→ DIRECTIONS FOR THIS TASK
Search the data for the string "JSON" and copy each line in which it appears.

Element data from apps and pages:
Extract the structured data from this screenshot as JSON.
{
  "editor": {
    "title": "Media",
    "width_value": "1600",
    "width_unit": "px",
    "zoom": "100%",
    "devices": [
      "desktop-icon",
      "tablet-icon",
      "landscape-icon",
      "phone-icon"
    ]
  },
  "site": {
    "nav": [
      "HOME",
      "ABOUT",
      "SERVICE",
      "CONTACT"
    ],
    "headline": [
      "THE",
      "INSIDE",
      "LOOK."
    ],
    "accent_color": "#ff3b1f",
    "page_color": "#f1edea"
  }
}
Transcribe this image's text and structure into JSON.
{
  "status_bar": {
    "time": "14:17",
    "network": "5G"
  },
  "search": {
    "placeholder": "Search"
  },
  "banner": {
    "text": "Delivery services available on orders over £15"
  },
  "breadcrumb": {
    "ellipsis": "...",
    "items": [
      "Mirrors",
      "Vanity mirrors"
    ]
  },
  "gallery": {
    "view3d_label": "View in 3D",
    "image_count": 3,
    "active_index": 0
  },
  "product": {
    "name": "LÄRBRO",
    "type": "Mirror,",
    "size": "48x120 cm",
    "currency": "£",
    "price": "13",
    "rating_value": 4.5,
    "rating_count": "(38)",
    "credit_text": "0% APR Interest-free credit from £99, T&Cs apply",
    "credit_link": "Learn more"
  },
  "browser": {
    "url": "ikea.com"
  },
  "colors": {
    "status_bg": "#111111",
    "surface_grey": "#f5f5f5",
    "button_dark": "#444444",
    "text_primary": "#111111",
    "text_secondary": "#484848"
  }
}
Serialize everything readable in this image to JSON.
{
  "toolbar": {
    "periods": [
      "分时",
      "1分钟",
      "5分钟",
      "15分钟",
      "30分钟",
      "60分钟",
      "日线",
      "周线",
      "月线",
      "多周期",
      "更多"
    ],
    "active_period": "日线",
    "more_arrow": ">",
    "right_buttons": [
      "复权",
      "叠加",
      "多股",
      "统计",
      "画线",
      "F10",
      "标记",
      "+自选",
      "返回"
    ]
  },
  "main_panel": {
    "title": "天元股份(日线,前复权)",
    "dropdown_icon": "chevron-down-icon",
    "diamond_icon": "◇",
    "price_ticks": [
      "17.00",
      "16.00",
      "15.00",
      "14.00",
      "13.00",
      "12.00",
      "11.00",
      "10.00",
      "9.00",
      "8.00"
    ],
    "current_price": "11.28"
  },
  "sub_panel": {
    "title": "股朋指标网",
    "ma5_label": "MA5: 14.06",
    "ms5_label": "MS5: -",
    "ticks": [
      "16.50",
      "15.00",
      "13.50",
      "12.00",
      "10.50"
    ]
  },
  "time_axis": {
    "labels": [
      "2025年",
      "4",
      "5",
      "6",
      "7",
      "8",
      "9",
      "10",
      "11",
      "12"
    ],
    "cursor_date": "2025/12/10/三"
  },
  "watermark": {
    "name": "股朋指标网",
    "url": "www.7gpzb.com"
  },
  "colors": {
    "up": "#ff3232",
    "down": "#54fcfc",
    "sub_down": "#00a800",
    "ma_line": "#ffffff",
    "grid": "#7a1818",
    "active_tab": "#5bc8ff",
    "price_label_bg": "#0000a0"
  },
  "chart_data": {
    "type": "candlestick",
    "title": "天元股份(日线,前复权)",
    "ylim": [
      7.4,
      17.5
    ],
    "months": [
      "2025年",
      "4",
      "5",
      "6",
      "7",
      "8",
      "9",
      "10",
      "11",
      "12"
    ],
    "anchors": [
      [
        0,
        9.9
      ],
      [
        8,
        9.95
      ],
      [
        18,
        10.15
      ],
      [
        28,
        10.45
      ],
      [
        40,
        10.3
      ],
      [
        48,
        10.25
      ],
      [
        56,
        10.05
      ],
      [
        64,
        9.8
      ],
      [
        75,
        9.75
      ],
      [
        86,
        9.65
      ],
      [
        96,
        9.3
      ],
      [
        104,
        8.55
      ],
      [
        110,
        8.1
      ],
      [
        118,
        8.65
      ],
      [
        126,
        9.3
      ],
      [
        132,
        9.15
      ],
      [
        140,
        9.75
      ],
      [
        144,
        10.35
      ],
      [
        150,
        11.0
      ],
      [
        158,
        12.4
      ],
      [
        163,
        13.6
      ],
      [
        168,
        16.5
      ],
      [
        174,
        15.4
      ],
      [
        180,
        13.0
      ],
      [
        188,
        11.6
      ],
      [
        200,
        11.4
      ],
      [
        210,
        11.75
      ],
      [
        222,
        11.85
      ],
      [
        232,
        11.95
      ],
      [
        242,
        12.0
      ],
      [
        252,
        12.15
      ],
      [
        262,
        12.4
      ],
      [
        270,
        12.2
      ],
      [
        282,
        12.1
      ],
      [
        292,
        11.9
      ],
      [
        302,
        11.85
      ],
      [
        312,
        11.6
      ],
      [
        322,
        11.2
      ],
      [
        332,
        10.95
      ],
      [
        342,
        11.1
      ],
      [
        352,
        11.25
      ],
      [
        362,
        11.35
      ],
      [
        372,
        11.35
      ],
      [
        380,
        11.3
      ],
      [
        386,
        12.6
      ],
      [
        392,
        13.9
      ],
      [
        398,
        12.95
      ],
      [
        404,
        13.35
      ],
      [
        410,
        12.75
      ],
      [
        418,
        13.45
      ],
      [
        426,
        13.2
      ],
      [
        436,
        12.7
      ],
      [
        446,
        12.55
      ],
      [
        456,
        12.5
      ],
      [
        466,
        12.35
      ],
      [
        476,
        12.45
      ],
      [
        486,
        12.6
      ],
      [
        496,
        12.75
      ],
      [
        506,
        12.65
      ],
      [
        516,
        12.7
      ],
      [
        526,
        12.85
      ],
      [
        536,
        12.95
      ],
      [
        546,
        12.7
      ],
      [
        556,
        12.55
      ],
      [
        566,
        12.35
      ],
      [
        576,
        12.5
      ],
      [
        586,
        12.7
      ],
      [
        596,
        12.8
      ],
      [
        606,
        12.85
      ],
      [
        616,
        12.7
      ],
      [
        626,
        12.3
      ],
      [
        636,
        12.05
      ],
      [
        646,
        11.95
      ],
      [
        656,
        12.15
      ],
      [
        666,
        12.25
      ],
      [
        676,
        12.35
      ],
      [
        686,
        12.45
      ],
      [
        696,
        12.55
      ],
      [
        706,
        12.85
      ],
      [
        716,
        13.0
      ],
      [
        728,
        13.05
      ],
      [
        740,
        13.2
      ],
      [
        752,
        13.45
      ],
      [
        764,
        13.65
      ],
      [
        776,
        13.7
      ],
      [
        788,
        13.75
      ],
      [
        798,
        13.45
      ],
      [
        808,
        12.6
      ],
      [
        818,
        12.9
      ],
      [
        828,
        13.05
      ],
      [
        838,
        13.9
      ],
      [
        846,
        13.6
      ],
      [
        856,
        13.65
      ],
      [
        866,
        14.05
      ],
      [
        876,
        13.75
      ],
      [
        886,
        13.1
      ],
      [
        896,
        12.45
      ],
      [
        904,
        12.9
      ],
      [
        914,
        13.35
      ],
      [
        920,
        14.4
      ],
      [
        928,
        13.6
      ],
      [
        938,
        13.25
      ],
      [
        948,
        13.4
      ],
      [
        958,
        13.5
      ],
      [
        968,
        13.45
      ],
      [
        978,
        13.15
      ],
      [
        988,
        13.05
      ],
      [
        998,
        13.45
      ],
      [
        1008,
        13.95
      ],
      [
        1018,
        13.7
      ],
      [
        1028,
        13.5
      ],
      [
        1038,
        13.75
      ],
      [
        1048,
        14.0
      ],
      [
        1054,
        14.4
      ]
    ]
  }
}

→ EXPECTED ANSWER
Extract the structured data from this screenshot as JSON.
Transcribe this image's text and structure into JSON.
Serialize everything readable in this image to JSON.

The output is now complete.